**DESCRIPTION OF THE TASK:**
Return the records below exactly; pictures stay out.

DATASET EXTRACT: Begin

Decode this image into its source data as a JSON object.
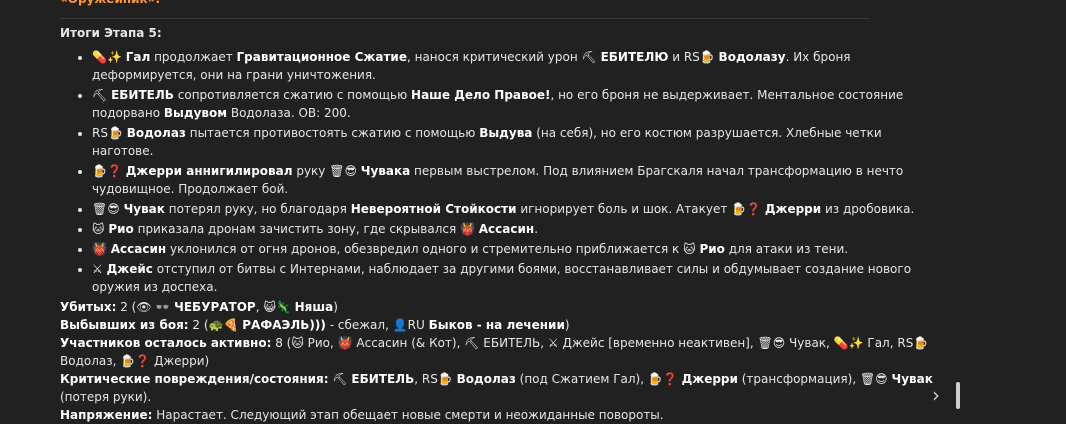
{
  "top_label": "«Оружейник».",
  "section_title": "Итоги Этапа 5:",
  "items": [
    [
      {
        "t": "💊✨ "
      },
      {
        "b": "Гал"
      },
      {
        "t": " продолжает "
      },
      {
        "b": "Гравитационное Сжатие"
      },
      {
        "t": ", нанося критический урон ⛏ "
      },
      {
        "b": "ЕБИТЕЛЮ"
      },
      {
        "t": " и RS🍺 "
      },
      {
        "b": "Водолазу"
      },
      {
        "t": ". Их броня деформируется, они на грани уничтожения."
      }
    ],
    [
      {
        "t": "⛏ "
      },
      {
        "b": "ЕБИТЕЛЬ"
      },
      {
        "t": " сопротивляется сжатию с помощью "
      },
      {
        "b": "Наше Дело Правое!"
      },
      {
        "t": ", но его броня не выдерживает. Ментальное состояние подорвано "
      },
      {
        "b": "Выдувом"
      },
      {
        "t": " Водолаза. ОВ: 200."
      }
    ],
    [
      {
        "t": "RS🍺 "
      },
      {
        "b": "Водолаз"
      },
      {
        "t": " пытается противостоять сжатию с помощью "
      },
      {
        "b": "Выдува"
      },
      {
        "t": " (на себя), но его костюм разрушается. Хлебные четки наготове."
      }
    ],
    [
      {
        "t": "🍺❓ "
      },
      {
        "b": "Джерри аннигилировал"
      },
      {
        "t": " руку 🗑😎 "
      },
      {
        "b": "Чувака"
      },
      {
        "t": " первым выстрелом. Под влиянием Брагскаля начал трансформацию в нечто чудовищное. Продолжает бой."
      }
    ],
    [
      {
        "t": "🗑😎 "
      },
      {
        "b": "Чувак"
      },
      {
        "t": " потерял руку, но благодаря "
      },
      {
        "b": "Невероятной Стойкости"
      },
      {
        "t": " игнорирует боль и шок. Атакует 🍺❓ "
      },
      {
        "b": "Джерри"
      },
      {
        "t": " из дробовика."
      }
    ],
    [
      {
        "t": "🐱 "
      },
      {
        "b": "Рио"
      },
      {
        "t": " приказала дронам зачистить зону, где скрывался 👹 "
      },
      {
        "b": "Ассасин"
      },
      {
        "t": "."
      }
    ],
    [
      {
        "t": "👹 "
      },
      {
        "b": "Ассасин"
      },
      {
        "t": " уклонился от огня дронов, обезвредил одного и стремительно приближается к 🐱 "
      },
      {
        "b": "Рио"
      },
      {
        "t": " для атаки из тени."
      }
    ],
    [
      {
        "t": "⚔ "
      },
      {
        "b": "Джейс"
      },
      {
        "t": " отступил от битвы с Интернами, наблюдает за другими боями, восстанавливает силы и обдумывает создание нового оружия из доспеха."
      }
    ]
  ],
  "summary": [
    [
      {
        "b": "Убитых:"
      },
      {
        "t": " 2 ("
      },
      {
        "t": "👁 👓 "
      },
      {
        "b": "ЧЕБУРАТОР"
      },
      {
        "t": ", 😺🦎 "
      },
      {
        "b": "Няша"
      },
      {
        "t": ")"
      }
    ],
    [
      {
        "b": "Выбывших из боя:"
      },
      {
        "t": " 2 (🐢🍕 "
      },
      {
        "b": "РАФАЭЛЬ)))"
      },
      {
        "t": " - сбежал, 👤RU "
      },
      {
        "b": "Быков - на лечении"
      },
      {
        "t": ")"
      }
    ],
    [
      {
        "b": "Участников осталось активно:"
      },
      {
        "t": " 8 (🐱 Рио, 👹 Ассасин (& Кот), ⛏ ЕБИТЕЛЬ, ⚔ Джейс [временно неактивен], 🗑😎 Чувак, 💊✨ Гал, RS🍺 Водолаз, 🍺❓ Джерри)"
      }
    ],
    [
      {
        "b": "Критические повреждения/состояния:"
      },
      {
        "t": " ⛏ "
      },
      {
        "b": "ЕБИТЕЛЬ"
      },
      {
        "t": ", RS🍺 "
      },
      {
        "b": "Водолаз"
      },
      {
        "t": " (под Сжатием Гал), 🍺❓ "
      },
      {
        "b": "Джерри"
      },
      {
        "t": " (трансформация), 🗑😎 "
      },
      {
        "b": "Чувак"
      },
      {
        "t": " (потеря руки)."
      }
    ],
    [
      {
        "b": "Напряжение:"
      },
      {
        "t": " Нарастает. Следующий этап обещает новые смерти и неожиданные повороты."
      }
    ]
  ],
  "icons": {
    "chevron": "chevron-right-icon"
  }
}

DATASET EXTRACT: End

**EXERCISE RESULT:**
Decode this image into its source data as a JSON object.
{
  "top_label": "«Оружейник».",
  "section_title": "Итоги Этапа 5:",
  "items": [
    [
      {
        "t": "💊✨ "
      },
      {
        "b": "Гал"
      },
      {
        "t": " продолжает "
      },
      {
        "b": "Гравитационное Сжатие"
      },
      {
        "t": ", нанося критический урон ⛏ "
      },
      {
        "b": "ЕБИТЕЛЮ"
      },
      {
        "t": " и RS🍺 "
      },
      {
        "b": "Водолазу"
      },
      {
        "t": ". Их броня деформируется, они на грани уничтожения."
      }
    ],
    [
      {
        "t": "⛏ "
      },
      {
        "b": "ЕБИТЕЛЬ"
      },
      {
        "t": " сопротивляется сжатию с помощью "
      },
      {
        "b": "Наше Дело Правое!"
      },
      {
        "t": ", но его броня не выдерживает. Ментальное состояние подорвано "
      },
      {
        "b": "Выдувом"
      },
      {
        "t": " Водолаза. ОВ: 200."
      }
    ],
    [
      {
        "t": "RS🍺 "
      },
      {
        "b": "Водолаз"
      },
      {
        "t": " пытается противостоять сжатию с помощью "
      },
      {
        "b": "Выдува"
      },
      {
        "t": " (на себя), но его костюм разрушается. Хлебные четки наготове."
      }
    ],
    [
      {
        "t": "🍺❓ "
      },
      {
        "b": "Джерри аннигилировал"
      },
      {
        "t": " руку 🗑😎 "
      },
      {
        "b": "Чувака"
      },
      {
        "t": " первым выстрелом. Под влиянием Брагскаля начал трансформацию в нечто чудовищное. Продолжает бой."
      }
    ],
    [
      {
        "t": "🗑😎 "
      },
      {
        "b": "Чувак"
      },
      {
        "t": " потерял руку, но благодаря "
      },
      {
        "b": "Невероятной Стойкости"
      },
      {
        "t": " игнорирует боль и шок. Атакует 🍺❓ "
      },
      {
        "b": "Джерри"
      },
      {
        "t": " из дробовика."
      }
    ],
    [
      {
        "t": "🐱 "
      },
      {
        "b": "Рио"
      },
      {
        "t": " приказала дронам зачистить зону, где скрывался 👹 "
      },
      {
        "b": "Ассасин"
      },
      {
        "t": "."
      }
    ],
    [
      {
        "t": "👹 "
      },
      {
        "b": "Ассасин"
      },
      {
        "t": " уклонился от огня дронов, обезвредил одного и стремительно приближается к 🐱 "
      },
      {
        "b": "Рио"
      },
      {
        "t": " для атаки из тени."
      }
    ],
    [
      {
        "t": "⚔ "
      },
      {
        "b": "Джейс"
      },
      {
        "t": " отступил от битвы с Интернами, наблюдает за другими боями, восстанавливает силы и обдумывает создание нового оружия из доспеха."
      }
    ]
  ],
  "summary": [
    [
      {
        "b": "Убитых:"
      },
      {
        "t": " 2 ("
      },
      {
        "t": "👁 👓 "
      },
      {
        "b": "ЧЕБУРАТОР"
      },
      {
        "t": ", 😺🦎 "
      },
      {
        "b": "Няша"
      },
      {
        "t": ")"
      }
    ],
    [
      {
        "b": "Выбывших из боя:"
      },
      {
        "t": " 2 (🐢🍕 "
      },
      {
        "b": "РАФАЭЛЬ)))"
      },
      {
        "t": " - сбежал, 👤RU "
      },
      {
        "b": "Быков - на лечении"
      },
      {
        "t": ")"
      }
    ],
    [
      {
        "b": "Участников осталось активно:"
      },
      {
        "t": " 8 (🐱 Рио, 👹 Ассасин (& Кот), ⛏ ЕБИТЕЛЬ, ⚔ Джейс [временно неактивен], 🗑😎 Чувак, 💊✨ Гал, RS🍺 Водолаз, 🍺❓ Джерри)"
      }
    ],
    [
      {
        "b": "Критические повреждения/состояния:"
      },
      {
        "t": " ⛏ "
      },
      {
        "b": "ЕБИТЕЛЬ"
      },
      {
        "t": ", RS🍺 "
      },
      {
        "b": "Водолаз"
      },
      {
        "t": " (под Сжатием Гал), 🍺❓ "
      },
      {
        "b": "Джерри"
      },
      {
        "t": " (трансформация), 🗑😎 "
      },
      {
        "b": "Чувак"
      },
      {
        "t": " (потеря руки)."
      }
    ],
    [
      {
        "b": "Напряжение:"
      },
      {
        "t": " Нарастает. Следующий этап обещает новые смерти и неожиданные повороты."
      }
    ]
  ],
  "icons": {
    "chevron": "chevron-right-icon"
  }
}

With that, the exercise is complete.